Meanwhile, Russia continues its aggressive war against Ukraine, including the genocide of the Ukrainian nation. Article II of the Convention on the Prevention and Punishment of the Crime of Genocide defines genocide as an attempt to commit acts “with the intent to destroy, in whole or in part, a national, ethnic, racial or religious group,” and Article III condemns calls for “direct and public incitement to genocide”.The President of Russia and Commander-in-Chief, Putin, made it clear in his repeated statements that, in his opinion, Ukraine has no right to exist as an independent state, and Ukrainians are allegedly not a full-fledged nation with state and cultural sovereignty. Particularly, in July 2013, he published a letter promoting the thesis that Russians and Ukrainians are supposed “one nation.” The Russian military had to study this document as well. They discussed the intentions to destroy the Ukrainian nation in whole or in part even more openly in Russian propagandists’ texts or statements made in the state of Russian mass media. According to lawyers, Russian officials use “inhuman language” to describe Ukrainians and portray Ukraine as a “Nazi state” and “an existential threat to Russia.”

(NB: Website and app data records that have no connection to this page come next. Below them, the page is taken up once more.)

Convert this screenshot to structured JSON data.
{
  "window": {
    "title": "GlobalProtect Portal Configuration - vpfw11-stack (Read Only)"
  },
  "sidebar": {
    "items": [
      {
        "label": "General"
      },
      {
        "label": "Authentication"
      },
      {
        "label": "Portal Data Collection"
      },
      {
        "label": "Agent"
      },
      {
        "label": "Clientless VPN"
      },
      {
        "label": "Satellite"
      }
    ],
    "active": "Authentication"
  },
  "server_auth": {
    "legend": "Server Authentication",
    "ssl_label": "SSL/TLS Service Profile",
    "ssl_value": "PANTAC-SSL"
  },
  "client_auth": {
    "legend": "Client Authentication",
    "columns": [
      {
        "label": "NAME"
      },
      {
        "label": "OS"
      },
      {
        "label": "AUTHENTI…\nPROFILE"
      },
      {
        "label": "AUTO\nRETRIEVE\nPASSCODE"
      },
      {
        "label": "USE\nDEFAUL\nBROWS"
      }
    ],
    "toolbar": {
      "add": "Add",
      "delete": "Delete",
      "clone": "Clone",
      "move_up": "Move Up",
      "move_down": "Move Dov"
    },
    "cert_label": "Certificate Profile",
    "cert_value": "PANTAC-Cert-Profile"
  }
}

Russia carries out a systematic and consistent policy aimed at mass destruction of the population of Ukraine, violation of its sovereignty and territorial integrity, liquidation of the national statehood of Ukraine, and destruction of the Ukrainian people as separate national integrity. Its consequence was, first of all, mass atrocities committed by the Russian army in the temporarily occupied territories of Ukraine (symbolized by the events in Bucha, Irpin and Mariupol); systematic cases of deliberate killing of the civilian population and creation of conditions that cause exceptional suffering to the Ukrainian people; forced mass deportations of Ukrainian children to the territory of the Russian Federation and transferring them to be raised in a foreign environment to destroy their self-identification as Ukrainians; mass deportations of the Ukrainian civilian population to Russia; systematic actions of the aggressor state to create conditions calculated for the gradual destruction of the Ukrainian people through the undermining of economic potential and security.
Russia will not be able to cover these large-scale crimes against the Ukrainian nation with the “fig leaves” of false ideologues about the “need to de-Nazify” Ukraine. On the contrary, their use during the consideration of lawsuits against Russia in international courts and at the future tribunal for its crime of aggression against Ukraine may become additional evidence of the aggressor state’s violation of Article III of the Genocide Convention.
Holodomor Research Institute
The National Museum of the Holodomor-Genocide
Photo by Elzbieta Krzysztof, Shutterstock.